But testing does have some drawbacks. “When the testing programme for long haul arrivals was launched in October, a similar programme was created for interisland travel”, said Hawaiian CEO Peter Ingram. “The fundamental problem, however, is that the high cost of COVID tests relative to the total costs of interisland journeys has deterred and will continue to deter people from making these short trips.”
Hawaiian believes vaccines are a key catalyst in restoring demand
Hawaiian does believe the pre-travel testing program is a way to build back tourism to the islands safely, which is key to the economic health of the region, said Mr Ingram.
Vaccines are also a catalyst to move the industry and the broader economy “beyond this incredibly difficult chapter,” said Mr Ingram. He stated that vaccination holds a true key tor restoring demand closer to historical levels.
It could take some time for confidence to build in vaccine administration and distribution, which is why airlines are bracing for uncertainty to continue for the near term.
But Hawaiian, along with other airlines does have a level of optimism for the longer term.
“We are optimistic about recovery despite an expectation of challenges in the next few months”, Mr Overbeek recently told analysts and investors.
Hawaiian's distinct pandemic experience led to astute management of testing
Hawaiian has had a distinctly different experience during the COVID-19 pandemic from that of some of its US peers.
In some respects, it had to move toward building up a testing pipeline faster than other airlines, and had gained valuable experience in creating its testing programme.

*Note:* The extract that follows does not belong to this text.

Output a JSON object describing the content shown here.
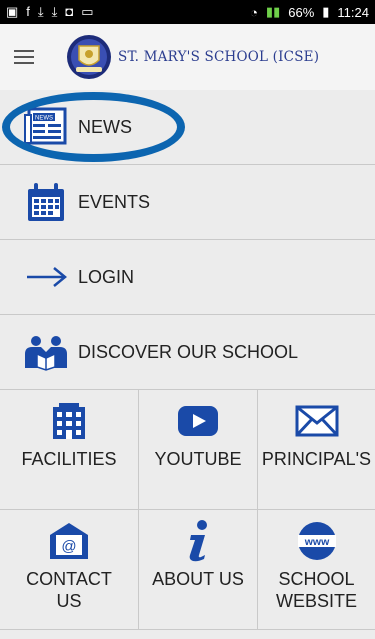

Now the airline is looking toward the next step in building up consumer confidence – vaccines. And for now, operators are waiting for vaccines to create a step change in demand.